I have finished another set of edits to expand and clarify the article. I think it more than meets the class B criteria. I will wait a little while for further comments, but if none are forthcoming I will reclassify the article back to class B. Rusty Cashman (talk) 18:51, 4 May 2011 (UTC)
Thanks for all this work, Rusty. Will aim to read it through carefully and think of any improvements, which of course will be subject to agreement. In particular, the theistic evolution section could perhaps be clarified using references from Bowler's 1983 work with the same title as our article, which I have to hand. A minor issue which is rather tedious but I'd appreciate it if the 9 references to Bowler 2003, pp. 196–253, and the 7 references to Larson 2004, pp. 105–129, could be divided up to refer to more specific pages. Will try to assist, have been rather short of time and energy of late but will aim to put some effort in pretty soon. . dave souza, talk 19:43, 4 May 2011 (UTC)
No objections at all. Thanks for the work!
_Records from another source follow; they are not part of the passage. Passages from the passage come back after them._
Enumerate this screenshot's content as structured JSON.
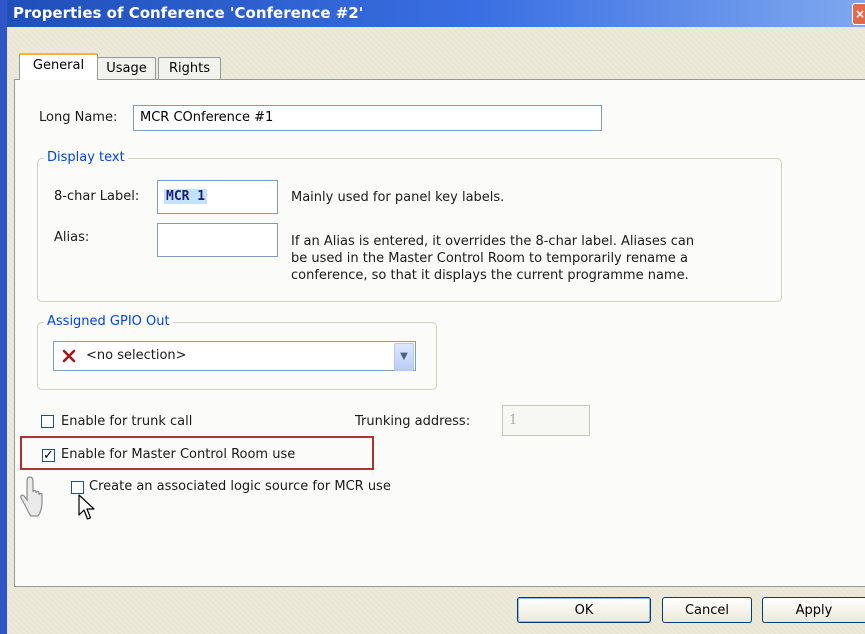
{
  "window": {
    "title": "Properties of Conference 'Conference #2'",
    "close_glyph": "×"
  },
  "tabs": [
    "General",
    "Usage",
    "Rights"
  ],
  "general": {
    "long_name_label": "Long Name:",
    "long_name_value": "MCR COnference #1",
    "display_text": {
      "legend": "Display text",
      "label_label": "8-char Label:",
      "label_value": "MCR 1",
      "label_help": "Mainly used for panel key labels.",
      "alias_label": "Alias:",
      "alias_value": "",
      "alias_help_lines": [
        "If an Alias is entered, it overrides the 8-char label. Aliases can",
        "be used in the Master Control Room to temporarily rename a",
        "conference, so that it displays the current programme name."
      ]
    },
    "gpio": {
      "legend": "Assigned GPIO Out",
      "selected": "<no selection>"
    },
    "trunk": {
      "checkbox_label": "Enable for trunk call",
      "checked": false,
      "address_label": "Trunking address:",
      "address_value": "1"
    },
    "mcr": {
      "checkbox_label": "Enable for Master Control Room use",
      "checked": true,
      "check_glyph": "✓"
    },
    "logic_source": {
      "checkbox_label": "Create an associated logic source for MCR use",
      "checked": false
    }
  },
  "buttons": {
    "ok": "OK",
    "cancel": "Cancel",
    "apply": "Apply"
  },
  "colors": {
    "title_bar": "#1f4fb8",
    "highlight": "#b2312d",
    "legend_text": "#0046d5",
    "select_x": "#a41818"
  },
  "icons": [
    "close-icon",
    "red-x-icon",
    "chevron-down-icon",
    "hand-pointer-icon",
    "arrow-cursor-icon"
  ]
}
I've reclassified the article as B, per your recent changes. (I also replied to you on my talk page in much the same vein, FYI). :) All the best!   — Jess· Δ 23:18, 4 May 2011 (UTC)

Dave has a point about the theistic evolutions section. It is probably the weakest now. I will work on making the citations to Bowler (2003) and Larson (2004) more specific, and thanks again to Jess for motivating me to take a hard look at an article I had largely forgotten. Rusty Cashman (talk) 05:34, 5 May 2011 (UTC)

Am currently drafting a drastic revamp of the TE section, so no need to update the citations in that particular section. . . dave souza, talk 13:07, 5 May 2011 (UTC)
Ok, that's done now, as at least a first draft. . . dave souza, talk 16:06, 5 May 2011 (UTC)

5th alternative[edit]

Aren't we missing vitalism? Chiswick Chap (talk) 21:01, 29 April 2017 (UTC)